▶ [About this exercise]:
Check every line of the entries for "screenshot", and copy the lines that hold it.

▶ [Given records]:
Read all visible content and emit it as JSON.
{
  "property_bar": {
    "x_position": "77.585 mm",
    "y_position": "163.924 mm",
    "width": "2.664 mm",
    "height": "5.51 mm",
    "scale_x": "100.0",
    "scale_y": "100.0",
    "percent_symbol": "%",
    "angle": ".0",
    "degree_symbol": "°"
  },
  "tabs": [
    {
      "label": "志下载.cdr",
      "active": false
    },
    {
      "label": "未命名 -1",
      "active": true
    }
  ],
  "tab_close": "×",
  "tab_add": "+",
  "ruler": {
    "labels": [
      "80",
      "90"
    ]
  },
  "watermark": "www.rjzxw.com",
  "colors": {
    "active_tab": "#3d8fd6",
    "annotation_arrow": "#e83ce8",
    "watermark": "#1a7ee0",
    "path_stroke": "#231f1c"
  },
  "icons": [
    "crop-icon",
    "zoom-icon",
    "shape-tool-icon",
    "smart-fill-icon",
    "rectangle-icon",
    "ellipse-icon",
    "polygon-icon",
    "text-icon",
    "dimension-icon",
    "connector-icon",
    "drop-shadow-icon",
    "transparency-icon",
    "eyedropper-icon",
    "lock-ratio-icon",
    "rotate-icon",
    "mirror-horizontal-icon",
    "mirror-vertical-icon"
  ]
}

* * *

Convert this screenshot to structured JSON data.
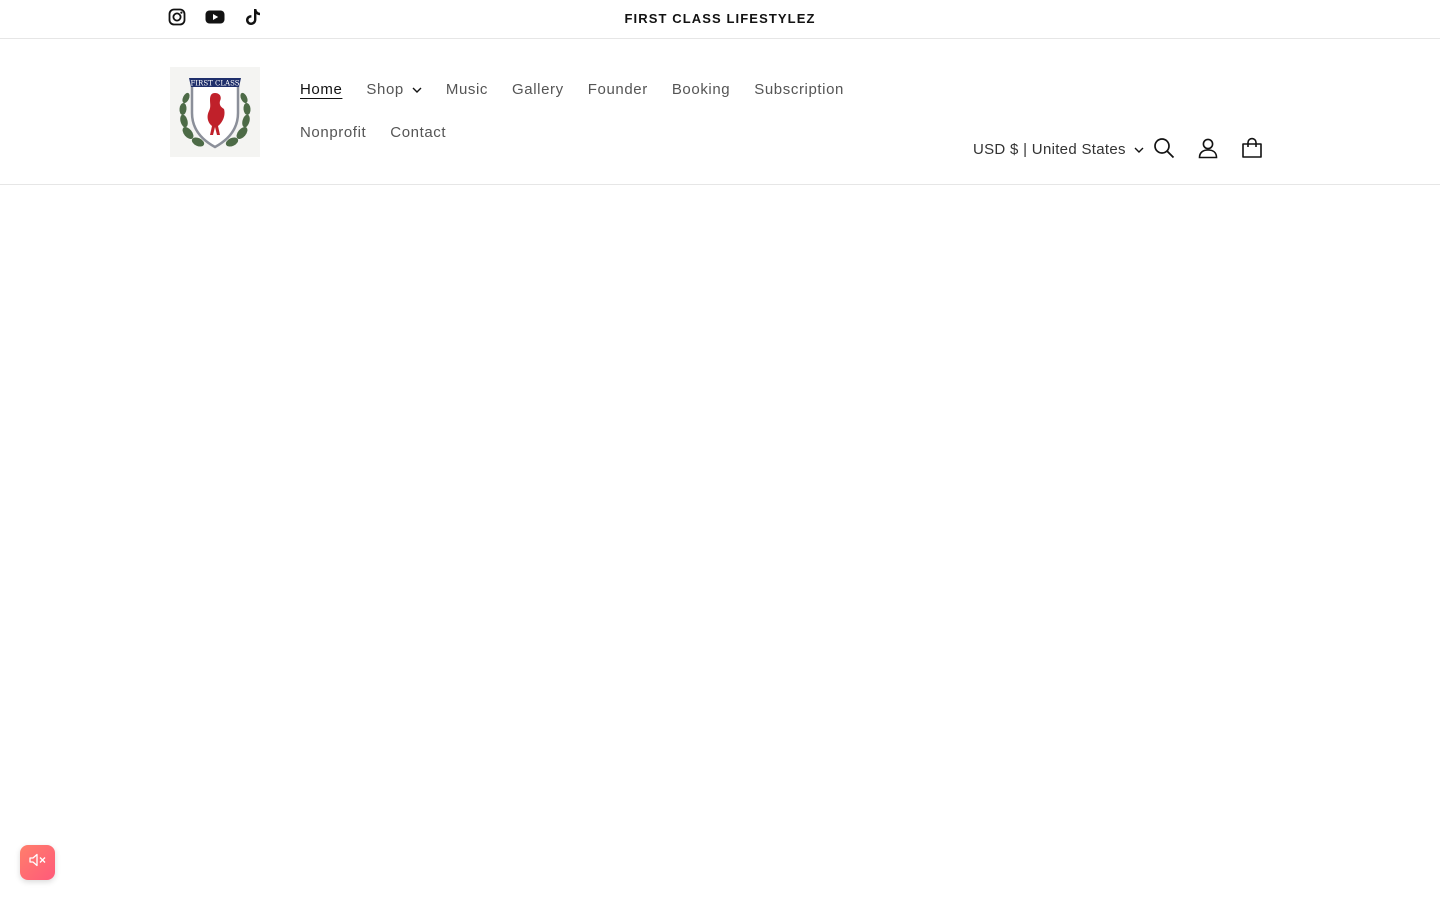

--

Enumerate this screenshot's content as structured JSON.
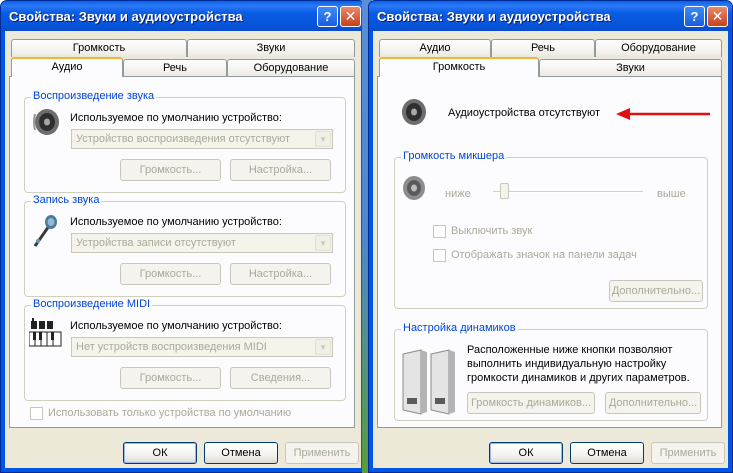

▶ [Solved problem]:
Convert this screenshot to structured JSON data.
Enumerate this screenshot's content as structured JSON.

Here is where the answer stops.